image by author.

no balloons.

Robert Rado

--

“So, you’ll see that, basically, all’s fine with Zak.”

“Yes, my wife and me — we’ve read your report.”

“Yes, so I’ve assumed.”

“Of course, we did.”

“Yes. Of course you did.”

[beat]

“It is my understanding that there’s something you wanted to discuss with us.”

[beat]

“Yes.”

“Yes. So, what would it be? Anything of concern?”

[beat]

“No. Concern? No. I wouldn’t say so.”

“Still. An appointment was necessary.”

“It was, indeed. It’s the shape-sorter exercise.”

“What about it?”

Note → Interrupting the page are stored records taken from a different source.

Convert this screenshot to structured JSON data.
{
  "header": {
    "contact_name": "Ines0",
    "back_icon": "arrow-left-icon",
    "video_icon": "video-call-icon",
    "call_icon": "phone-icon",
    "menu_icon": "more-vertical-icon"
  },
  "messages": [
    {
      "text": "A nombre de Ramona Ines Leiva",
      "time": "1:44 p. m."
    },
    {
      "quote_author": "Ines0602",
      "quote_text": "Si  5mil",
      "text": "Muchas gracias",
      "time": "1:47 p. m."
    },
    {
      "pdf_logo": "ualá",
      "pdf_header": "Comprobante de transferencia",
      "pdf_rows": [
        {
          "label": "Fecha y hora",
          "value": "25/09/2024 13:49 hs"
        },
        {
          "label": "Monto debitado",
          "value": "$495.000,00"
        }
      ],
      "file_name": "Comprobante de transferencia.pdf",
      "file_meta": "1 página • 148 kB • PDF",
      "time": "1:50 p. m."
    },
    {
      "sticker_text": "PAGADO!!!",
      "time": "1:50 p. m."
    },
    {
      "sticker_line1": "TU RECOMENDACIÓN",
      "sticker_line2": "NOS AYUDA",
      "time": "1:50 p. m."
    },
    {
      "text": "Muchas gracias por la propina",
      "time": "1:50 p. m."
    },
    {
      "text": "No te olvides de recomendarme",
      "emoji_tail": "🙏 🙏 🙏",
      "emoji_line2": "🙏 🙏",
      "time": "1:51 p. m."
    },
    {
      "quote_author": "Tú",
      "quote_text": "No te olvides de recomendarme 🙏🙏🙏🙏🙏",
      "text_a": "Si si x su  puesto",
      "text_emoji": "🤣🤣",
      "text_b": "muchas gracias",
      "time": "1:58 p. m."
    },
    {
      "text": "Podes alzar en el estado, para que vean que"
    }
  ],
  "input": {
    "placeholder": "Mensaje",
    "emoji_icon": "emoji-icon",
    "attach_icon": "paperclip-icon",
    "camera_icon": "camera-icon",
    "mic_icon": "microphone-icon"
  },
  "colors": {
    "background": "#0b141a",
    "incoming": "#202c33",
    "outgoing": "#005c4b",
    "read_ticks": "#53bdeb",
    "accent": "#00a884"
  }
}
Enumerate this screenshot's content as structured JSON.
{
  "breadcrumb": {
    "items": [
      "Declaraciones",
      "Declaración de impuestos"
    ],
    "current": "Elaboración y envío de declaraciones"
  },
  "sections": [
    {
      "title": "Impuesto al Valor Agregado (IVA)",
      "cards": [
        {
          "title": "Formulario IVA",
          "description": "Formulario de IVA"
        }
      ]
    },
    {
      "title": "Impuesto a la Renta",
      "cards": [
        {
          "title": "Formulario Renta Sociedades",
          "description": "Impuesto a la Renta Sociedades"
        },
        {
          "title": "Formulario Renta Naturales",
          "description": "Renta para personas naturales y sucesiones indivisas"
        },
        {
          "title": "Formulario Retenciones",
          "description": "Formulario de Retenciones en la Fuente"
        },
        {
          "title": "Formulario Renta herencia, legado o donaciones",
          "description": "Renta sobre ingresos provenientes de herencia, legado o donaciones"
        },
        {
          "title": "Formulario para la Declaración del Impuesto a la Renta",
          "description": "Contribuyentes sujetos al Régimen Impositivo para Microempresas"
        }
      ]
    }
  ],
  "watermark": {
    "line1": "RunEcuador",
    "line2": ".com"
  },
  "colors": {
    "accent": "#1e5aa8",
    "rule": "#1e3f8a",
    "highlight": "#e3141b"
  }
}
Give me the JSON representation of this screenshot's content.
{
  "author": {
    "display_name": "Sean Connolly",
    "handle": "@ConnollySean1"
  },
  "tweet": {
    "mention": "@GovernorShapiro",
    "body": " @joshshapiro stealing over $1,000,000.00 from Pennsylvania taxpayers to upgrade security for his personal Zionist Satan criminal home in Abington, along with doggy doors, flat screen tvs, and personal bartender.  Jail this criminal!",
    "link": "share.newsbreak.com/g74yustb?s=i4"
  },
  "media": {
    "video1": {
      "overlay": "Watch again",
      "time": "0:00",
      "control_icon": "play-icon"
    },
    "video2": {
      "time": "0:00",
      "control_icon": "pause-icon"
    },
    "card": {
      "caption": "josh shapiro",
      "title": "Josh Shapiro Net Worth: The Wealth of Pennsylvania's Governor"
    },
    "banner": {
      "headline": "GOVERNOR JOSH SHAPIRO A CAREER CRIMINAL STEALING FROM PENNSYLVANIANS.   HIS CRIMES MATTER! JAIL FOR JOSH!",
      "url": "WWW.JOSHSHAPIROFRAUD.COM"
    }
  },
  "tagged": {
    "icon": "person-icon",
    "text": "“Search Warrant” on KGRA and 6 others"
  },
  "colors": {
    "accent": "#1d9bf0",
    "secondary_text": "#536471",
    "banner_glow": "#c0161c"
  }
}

“Well, most toddlers show signs of contentment when they can solve the puzzle. They match a shape to the correct hole and they are — well, they’re happy. The green triangle block goes through the triangle hole and they giggle. They feel they have accomplished something.”

“And Zak? Can he match the shapes?”

[beat]

“I think he could.”

“Could? As a hypothesis?”

“The point’s this: Zak looks happy when he places the wrong block on the wrong hole. He puts a square block on a circle hole and he’s happy to see it not fall through. He leaves the square shape on the circle hole and he’s content it won’t drop.”

[beat]

“And you think that’s awkward?”

“Awkward? No. Out of the ordinary? Yes.”

“How so?”

“Statistically speaking.”

[beat]

“Statistically speaking, should my wife and me be worried?”

“No. Zak is — Zak.”

“What’s that mean?”

“It means what it means: Zak’s Zak.”

--

--